Updated May 23
Nursing homes in Texas on average have to cover a gap of nearly $20 per day to take care of residents who pay with Medicaid, but a bill before the state Legislature seeks to close that gap with the help of federal funding.
House Bill 2766, filed by Rep. J.D. Sheffield, R-Gatesville, was voted out of the Texas House of Representatives by a margin of 96-42 on May 10 and sent to the Senate. As of May 23, the bill had been voted out of the Senate Committee on Health and Human Services 6-3.
Proponents said the bill would bring in about $440 million in federal funding per biennium to be distributed across the state’s 1,200 nursing homes at no cost to the state. This money could help nursing homes afford much-needed capital projects and combat high staff turnover rates, Sheffield said.
“HB 2766 would help nursing home owners retain good staff, and that will improve the quality of care more than any other thing I can think of,” he said.
The most recent data collected by the American Health Care Association in 2014—a trade association representing about 500 nursing homes in Texas through the Texas Health Care Association—show providers in Texas spend an average of $157.84 per day caring for Medicaid residents. About $138.37 of that was reimbursed by Medicaid coverage, resulting in a $19.47 gap. HB 2766 could close that gap to around $1, THCA officials said.
However, the bill has garnered opposition from private pay nursing homes—which do not accept payments through Medicaid—which have expressed concern that they would end up paying into the system without receiving a benefit.
How it works

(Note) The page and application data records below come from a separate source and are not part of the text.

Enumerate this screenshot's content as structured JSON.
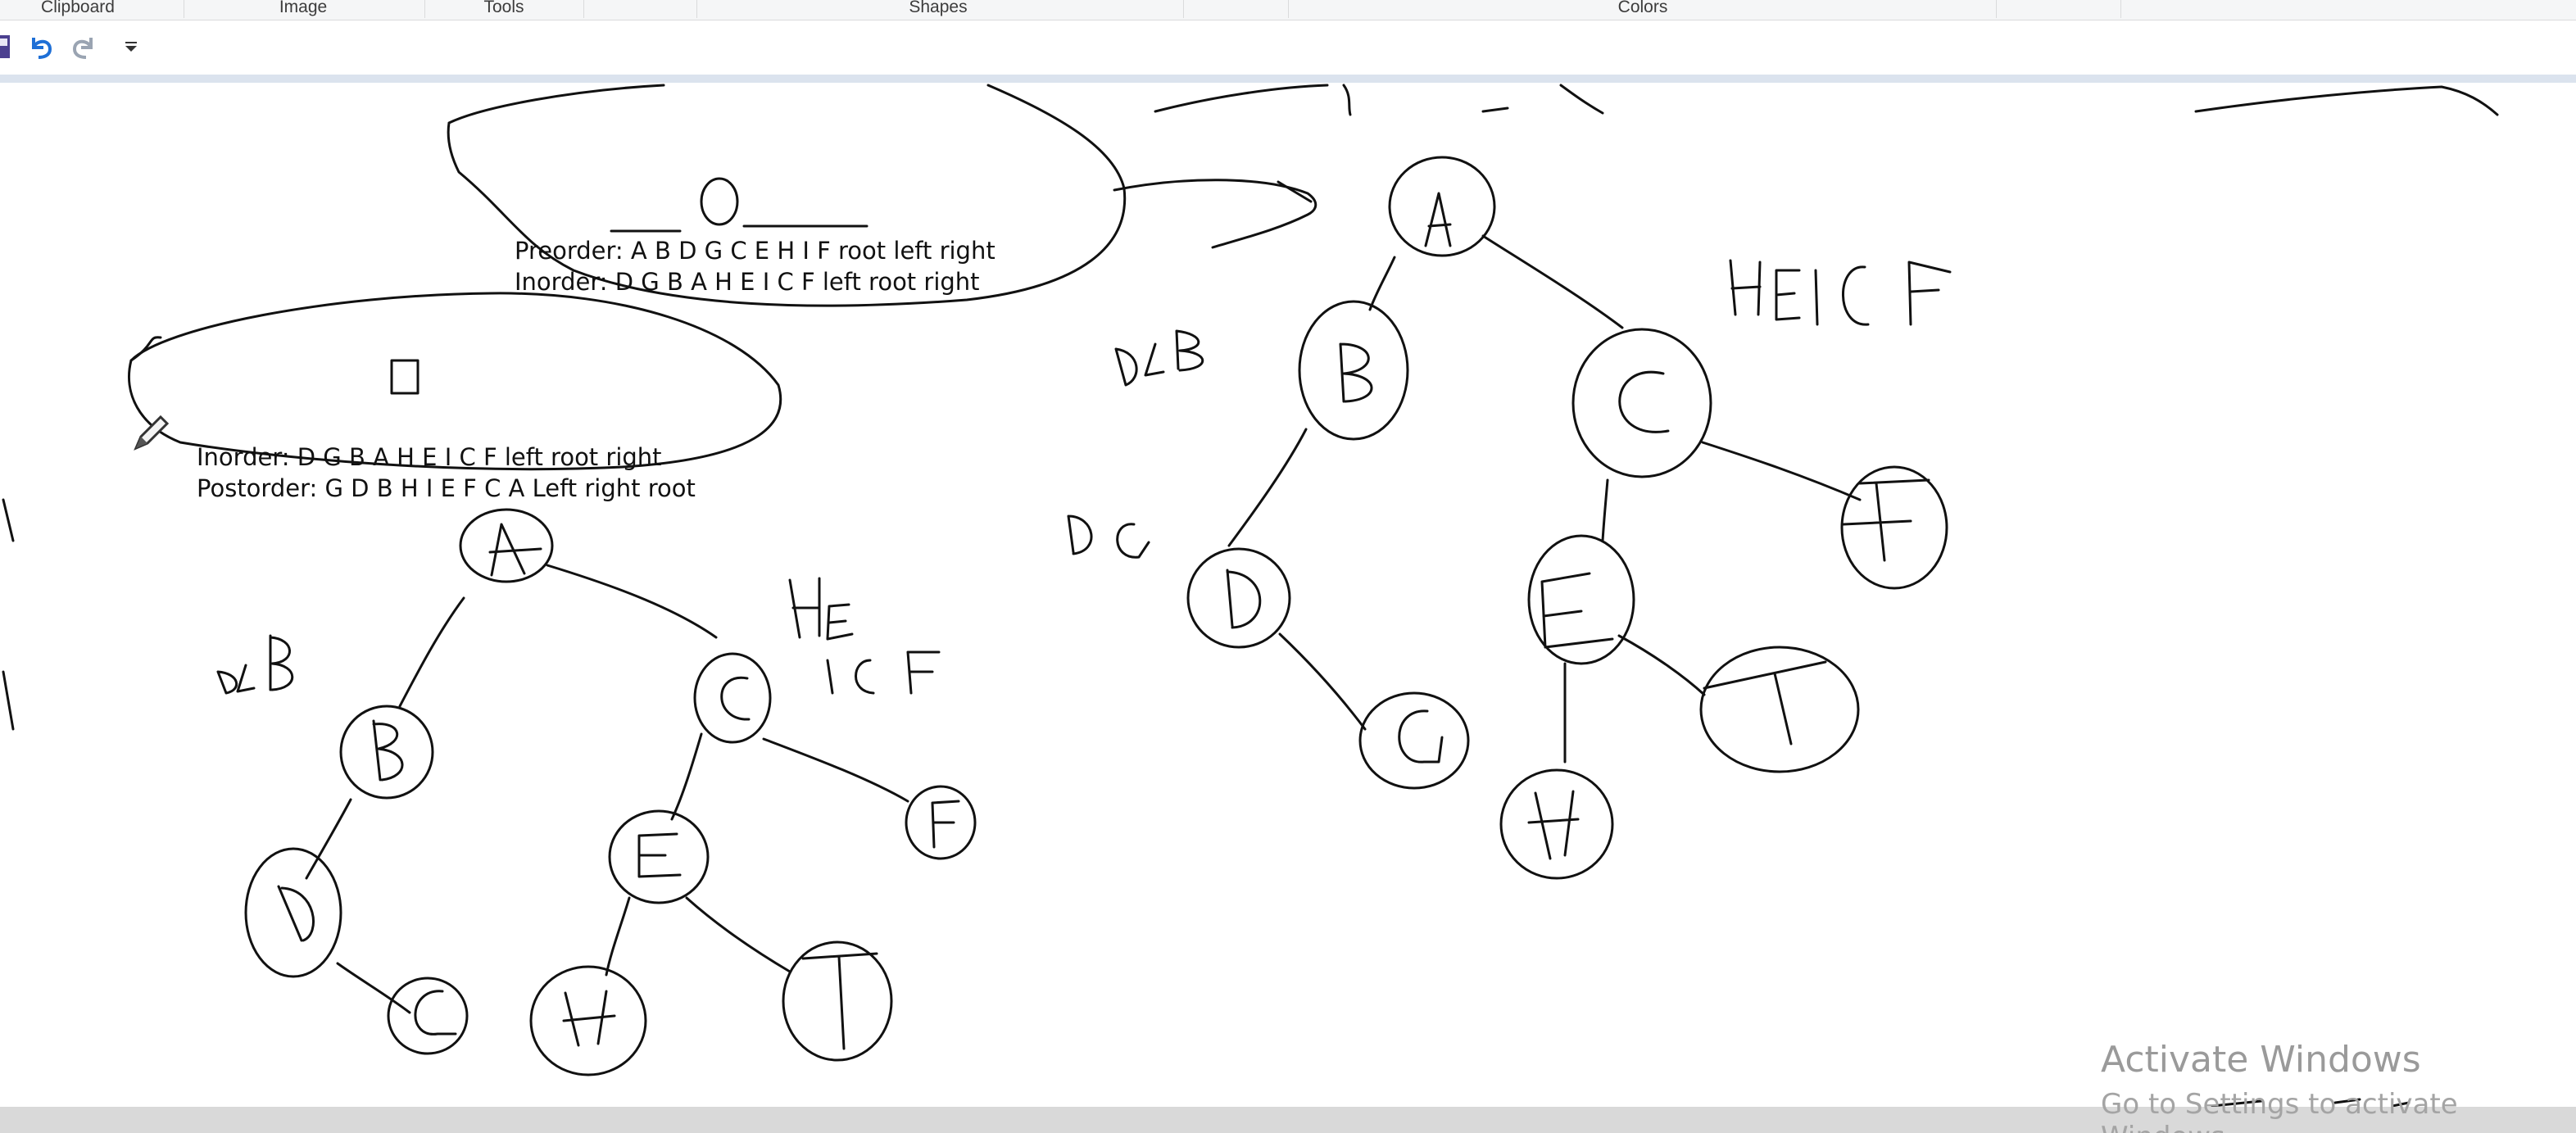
{
  "ribbon": {
    "groups": [
      "Clipboard",
      "Image",
      "Tools",
      "Shapes",
      "Colors"
    ]
  },
  "quick_access": {
    "icons": [
      "save-icon",
      "undo-icon",
      "redo-icon",
      "customize-dropdown-icon"
    ],
    "colors": {
      "undo": "#1e6fd6",
      "redo": "#9aa4b2",
      "save": "#4b3f8f"
    }
  },
  "notes": {
    "top": {
      "line1": "Preorder: A B D G C E H I F root left right",
      "line2": "Inorder: D G B A H E I C F left root right"
    },
    "left": {
      "line1": "Inorder: D G B A H E I C F left root right",
      "line2": "Postorder: G D B H I E F C A Left right root"
    }
  },
  "handwriting": {
    "left_tree_nodes": [
      "A",
      "B",
      "C",
      "D",
      "G",
      "E",
      "F",
      "H",
      "I"
    ],
    "left_tree_labels": [
      "DGB",
      "HE",
      "ICF"
    ],
    "right_tree_nodes": [
      "A",
      "B",
      "C",
      "D",
      "G",
      "E",
      "F",
      "H",
      "I"
    ],
    "right_tree_labels": [
      "DGB",
      "HEICF",
      "DG"
    ]
  },
  "watermark": {
    "title": "Activate Windows",
    "subtitle": "Go to Settings to activate Windows"
  }
}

HB 2766 proposes taking advantage of a federal program by creating a Nursing Facilities Reinvestment Allowance paid by nursing homes based on their revenue. Through a self-assessed fee, nursing homes across the state would each contribute about 6 percent of revenue—an estimated $375 million in total—to a state trust fund. The state would use the funds to draw down matching dollars from the federal government through the Centers for Medicare & Medicaid Services.
The money paid in fees would be distributed back to the nursing homes dollar-per-dollar, officials said. THCA, which worked with legislators on crafting the bill, estimates a total of $440 million in new dollars from the federal government would be left over and available to distribute to nursing homes. Those funds would be split, with half going toward improving Medicaid rates and half going toward improving resident care based on a CMS five-star rating program.
Texas is one of six states in the U.S. that does not take advantage of this program, said Eddie Parades, vice president of government affairs with StoneGate Senior Living and a member of the THCA who helped craft the bill.
About 85 percent of the 120,000 nursing home residents in Texas are on Medicaid, Parades said. Without the influx of federal funds or a rate increase from the state, long-term care providers that rely on Medicaid reimbursements will quickly be in a crisis, he said.
“We are on razor-thin margins,” he said. “If we don’t get a rate increase this year, there will no doubt be nursing home closings in Texas. Nursing homes will start closing in rural markets first.”
The effects of the low reimbursement rate can be seen in Cy-Fair. Kirby Green, who operates Park Manor of Cy-Fair—a skilled nursing facility with 101 residents, including 63 on Medicaid—said he does everything he can to make sure his staff is recognized and appreciated but is often left simply hoping they do not choose to pursue other work.
“You can be doing all these great things to retain your staff, but ultimately if they cannot support their families, you’ll have them moving on for 50 cents more [or] a dollar more [per hour],” he said. “These are the [certified nursing assistants], the face of the community, the ones providing direct care and interacting with families. It’s extremely frustrating when you cannot pay them what they deserve.”
Opponents raise questions
Similar bills have been filed in past legislative sessions but fell short because of fears that such a system would disadvantage nursing homes that have few or no Medicaid patients.
Officials behind HB 2766 said these low-Medicaid facilities would be made whole, meaning they would not shoulder any financial burden. Part of the process involves creating a nonprofit corporation that allows high-Medicaid homes to offset the cost of the program for low-Medicaid homes through voluntary payments from participating high-Medicaid facilities. About 90 percent of high-Medicaid nursing homes said they would be willing to participate, officials said.
However, the CMS program these bills takes advantage of does not allow any mechanisms that would guarantee private pay nursing homes their money back, so the establishment of the nonprofit cannot be included in the language of the proposed bill.
Opponents expressed skepticism that private pay residents would not be harmed.
“We have concerns about the unwritten portions of this bill and the private arrangement that falls outside the statute,” said George Linial with LeadingAge Texas, a trade association that advocates for nonprofit retirement communities and nursing homes. “The bill guarantees that someone will have to pay a tax, and there’s nothing in the statute that protects pay communities or residents from this tax.”
Paredes said there will be a binding legal contract in place that will make sure low-Medicaid facilities get their money back first. Sheffield ensured the costs paid by low- and no-Medicaid providers would be offset.
“It’s a smart way to improve long-term care and avoid using state revenue,” he said. “It’s also the only viable plan on the table right now.”